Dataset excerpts
==============================
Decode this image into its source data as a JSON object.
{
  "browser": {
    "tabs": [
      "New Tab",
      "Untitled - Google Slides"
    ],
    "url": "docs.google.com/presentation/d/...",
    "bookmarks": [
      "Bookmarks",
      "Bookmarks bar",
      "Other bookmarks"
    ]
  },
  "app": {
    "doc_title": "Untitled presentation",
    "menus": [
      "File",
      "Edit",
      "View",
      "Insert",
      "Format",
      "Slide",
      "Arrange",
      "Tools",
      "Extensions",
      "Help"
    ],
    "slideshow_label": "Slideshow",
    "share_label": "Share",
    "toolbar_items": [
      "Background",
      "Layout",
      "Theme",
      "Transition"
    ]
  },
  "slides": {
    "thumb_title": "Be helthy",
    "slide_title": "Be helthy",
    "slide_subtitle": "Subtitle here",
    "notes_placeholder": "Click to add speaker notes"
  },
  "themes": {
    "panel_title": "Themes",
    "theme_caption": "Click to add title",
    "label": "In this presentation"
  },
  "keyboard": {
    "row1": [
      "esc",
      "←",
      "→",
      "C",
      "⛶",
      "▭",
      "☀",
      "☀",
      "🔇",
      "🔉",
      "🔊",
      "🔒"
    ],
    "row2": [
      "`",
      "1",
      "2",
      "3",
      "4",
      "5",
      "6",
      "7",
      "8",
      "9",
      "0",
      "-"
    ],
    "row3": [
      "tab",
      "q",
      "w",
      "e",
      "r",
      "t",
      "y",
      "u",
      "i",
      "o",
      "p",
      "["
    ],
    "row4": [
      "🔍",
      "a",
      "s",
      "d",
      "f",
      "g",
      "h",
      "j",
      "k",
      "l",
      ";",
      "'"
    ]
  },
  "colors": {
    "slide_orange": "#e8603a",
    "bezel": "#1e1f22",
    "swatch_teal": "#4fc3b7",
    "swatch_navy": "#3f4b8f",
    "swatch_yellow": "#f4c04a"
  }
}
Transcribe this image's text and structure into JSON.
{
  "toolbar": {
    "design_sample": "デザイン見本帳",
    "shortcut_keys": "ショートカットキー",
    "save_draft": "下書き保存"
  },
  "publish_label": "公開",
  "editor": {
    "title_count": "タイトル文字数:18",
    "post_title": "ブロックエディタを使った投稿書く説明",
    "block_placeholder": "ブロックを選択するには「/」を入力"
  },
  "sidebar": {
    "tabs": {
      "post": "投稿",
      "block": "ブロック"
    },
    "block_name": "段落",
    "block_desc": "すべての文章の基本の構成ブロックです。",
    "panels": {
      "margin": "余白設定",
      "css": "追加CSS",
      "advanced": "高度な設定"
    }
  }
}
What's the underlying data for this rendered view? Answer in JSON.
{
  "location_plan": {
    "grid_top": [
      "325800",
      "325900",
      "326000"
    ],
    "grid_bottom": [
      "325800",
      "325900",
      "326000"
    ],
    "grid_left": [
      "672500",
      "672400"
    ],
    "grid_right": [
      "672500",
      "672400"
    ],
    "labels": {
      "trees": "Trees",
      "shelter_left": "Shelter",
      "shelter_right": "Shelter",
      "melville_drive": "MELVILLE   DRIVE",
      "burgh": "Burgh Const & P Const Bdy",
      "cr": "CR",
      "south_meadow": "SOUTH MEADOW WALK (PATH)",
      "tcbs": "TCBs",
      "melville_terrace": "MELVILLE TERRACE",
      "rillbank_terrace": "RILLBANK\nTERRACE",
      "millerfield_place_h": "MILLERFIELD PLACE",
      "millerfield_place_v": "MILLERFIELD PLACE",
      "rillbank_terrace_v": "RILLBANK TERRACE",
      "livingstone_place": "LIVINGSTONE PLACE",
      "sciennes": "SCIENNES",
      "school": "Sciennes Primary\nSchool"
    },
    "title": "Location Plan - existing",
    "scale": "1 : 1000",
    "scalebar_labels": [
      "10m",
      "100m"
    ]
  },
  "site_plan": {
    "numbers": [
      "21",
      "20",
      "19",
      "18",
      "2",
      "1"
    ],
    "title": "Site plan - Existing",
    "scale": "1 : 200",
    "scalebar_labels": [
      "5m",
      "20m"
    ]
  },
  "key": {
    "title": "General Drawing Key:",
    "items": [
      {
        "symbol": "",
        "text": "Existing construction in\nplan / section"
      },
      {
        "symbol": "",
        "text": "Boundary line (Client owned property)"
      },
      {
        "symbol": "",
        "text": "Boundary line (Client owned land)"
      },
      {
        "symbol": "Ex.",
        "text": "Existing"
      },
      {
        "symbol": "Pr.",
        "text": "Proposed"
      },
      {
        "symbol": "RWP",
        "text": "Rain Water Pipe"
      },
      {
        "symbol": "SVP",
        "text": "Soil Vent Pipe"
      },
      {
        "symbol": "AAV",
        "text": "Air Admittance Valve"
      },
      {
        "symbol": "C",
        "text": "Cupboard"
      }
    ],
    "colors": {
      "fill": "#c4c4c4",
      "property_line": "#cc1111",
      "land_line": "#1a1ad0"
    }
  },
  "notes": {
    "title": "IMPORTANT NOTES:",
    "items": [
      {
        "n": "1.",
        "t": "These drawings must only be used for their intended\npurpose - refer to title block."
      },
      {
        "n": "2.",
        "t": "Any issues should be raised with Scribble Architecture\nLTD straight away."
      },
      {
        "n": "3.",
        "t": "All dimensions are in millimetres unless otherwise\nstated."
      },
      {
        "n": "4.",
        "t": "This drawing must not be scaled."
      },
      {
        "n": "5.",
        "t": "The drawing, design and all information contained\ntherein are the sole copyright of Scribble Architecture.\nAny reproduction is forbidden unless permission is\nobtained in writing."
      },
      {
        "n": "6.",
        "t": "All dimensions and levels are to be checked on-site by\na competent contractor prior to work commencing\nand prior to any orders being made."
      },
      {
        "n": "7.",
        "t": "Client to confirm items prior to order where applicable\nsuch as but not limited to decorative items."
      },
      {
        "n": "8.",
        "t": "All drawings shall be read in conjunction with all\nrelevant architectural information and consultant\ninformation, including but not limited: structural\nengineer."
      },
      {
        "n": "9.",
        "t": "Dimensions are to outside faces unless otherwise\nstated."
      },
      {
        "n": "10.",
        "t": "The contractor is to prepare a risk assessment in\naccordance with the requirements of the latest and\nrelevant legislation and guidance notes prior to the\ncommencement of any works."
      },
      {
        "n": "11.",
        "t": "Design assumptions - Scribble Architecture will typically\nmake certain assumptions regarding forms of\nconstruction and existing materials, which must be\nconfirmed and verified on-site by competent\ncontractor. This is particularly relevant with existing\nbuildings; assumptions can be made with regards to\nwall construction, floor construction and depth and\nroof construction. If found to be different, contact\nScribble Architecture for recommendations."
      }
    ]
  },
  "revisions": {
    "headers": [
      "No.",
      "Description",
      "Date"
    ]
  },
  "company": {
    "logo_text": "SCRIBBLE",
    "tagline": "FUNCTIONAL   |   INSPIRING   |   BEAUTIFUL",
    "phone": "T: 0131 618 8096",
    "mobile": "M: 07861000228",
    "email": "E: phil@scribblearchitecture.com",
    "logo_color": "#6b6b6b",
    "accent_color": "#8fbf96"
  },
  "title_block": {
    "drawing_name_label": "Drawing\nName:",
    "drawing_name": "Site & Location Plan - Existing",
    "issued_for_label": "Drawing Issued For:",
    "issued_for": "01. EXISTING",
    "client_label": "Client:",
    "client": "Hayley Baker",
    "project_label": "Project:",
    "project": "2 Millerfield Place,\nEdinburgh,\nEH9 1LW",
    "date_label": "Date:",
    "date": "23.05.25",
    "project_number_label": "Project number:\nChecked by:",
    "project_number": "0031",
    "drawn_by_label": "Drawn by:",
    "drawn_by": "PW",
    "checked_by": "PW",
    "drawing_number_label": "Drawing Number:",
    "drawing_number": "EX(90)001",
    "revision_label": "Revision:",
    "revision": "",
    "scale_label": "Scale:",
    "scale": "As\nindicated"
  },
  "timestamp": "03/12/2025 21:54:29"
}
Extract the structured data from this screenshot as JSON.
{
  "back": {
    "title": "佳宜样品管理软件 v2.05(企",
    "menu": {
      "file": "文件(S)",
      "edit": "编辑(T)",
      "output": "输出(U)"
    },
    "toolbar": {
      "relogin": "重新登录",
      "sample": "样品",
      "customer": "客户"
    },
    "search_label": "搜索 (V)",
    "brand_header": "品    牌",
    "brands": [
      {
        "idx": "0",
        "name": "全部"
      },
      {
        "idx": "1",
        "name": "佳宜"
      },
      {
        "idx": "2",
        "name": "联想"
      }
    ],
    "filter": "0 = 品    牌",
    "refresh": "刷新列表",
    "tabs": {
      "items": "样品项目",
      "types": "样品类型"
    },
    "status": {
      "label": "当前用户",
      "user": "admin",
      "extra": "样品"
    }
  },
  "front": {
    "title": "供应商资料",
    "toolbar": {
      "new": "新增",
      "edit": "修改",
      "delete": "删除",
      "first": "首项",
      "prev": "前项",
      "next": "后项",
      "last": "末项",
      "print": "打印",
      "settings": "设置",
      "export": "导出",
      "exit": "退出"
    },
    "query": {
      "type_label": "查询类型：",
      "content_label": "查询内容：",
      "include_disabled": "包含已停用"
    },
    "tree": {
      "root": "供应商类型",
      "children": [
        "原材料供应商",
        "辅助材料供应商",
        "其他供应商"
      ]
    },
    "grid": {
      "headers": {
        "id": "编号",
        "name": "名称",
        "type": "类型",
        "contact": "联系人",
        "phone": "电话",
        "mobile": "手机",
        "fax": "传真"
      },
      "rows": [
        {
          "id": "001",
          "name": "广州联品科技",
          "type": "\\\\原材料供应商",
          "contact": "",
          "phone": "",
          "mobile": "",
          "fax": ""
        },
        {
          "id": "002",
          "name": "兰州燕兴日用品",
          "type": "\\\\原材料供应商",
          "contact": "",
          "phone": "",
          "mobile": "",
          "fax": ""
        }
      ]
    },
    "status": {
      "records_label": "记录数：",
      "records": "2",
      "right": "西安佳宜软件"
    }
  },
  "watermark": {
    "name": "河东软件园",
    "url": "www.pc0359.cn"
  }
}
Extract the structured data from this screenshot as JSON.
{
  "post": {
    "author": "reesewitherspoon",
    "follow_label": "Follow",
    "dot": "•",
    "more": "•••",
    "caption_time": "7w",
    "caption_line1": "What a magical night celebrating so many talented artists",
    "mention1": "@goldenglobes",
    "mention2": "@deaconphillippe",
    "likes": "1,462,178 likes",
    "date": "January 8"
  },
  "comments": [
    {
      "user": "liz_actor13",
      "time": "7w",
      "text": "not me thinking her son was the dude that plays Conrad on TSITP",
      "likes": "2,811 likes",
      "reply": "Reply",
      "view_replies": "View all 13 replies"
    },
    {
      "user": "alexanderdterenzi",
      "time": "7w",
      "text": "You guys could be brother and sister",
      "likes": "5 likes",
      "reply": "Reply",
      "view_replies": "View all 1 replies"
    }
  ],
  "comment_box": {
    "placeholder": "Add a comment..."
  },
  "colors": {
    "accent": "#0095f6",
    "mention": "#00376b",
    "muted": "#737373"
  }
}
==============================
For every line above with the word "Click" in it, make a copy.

▶ _Result for this task_:
    "notes_placeholder": "Click to add speaker notes"
    "theme_caption": "Click to add title",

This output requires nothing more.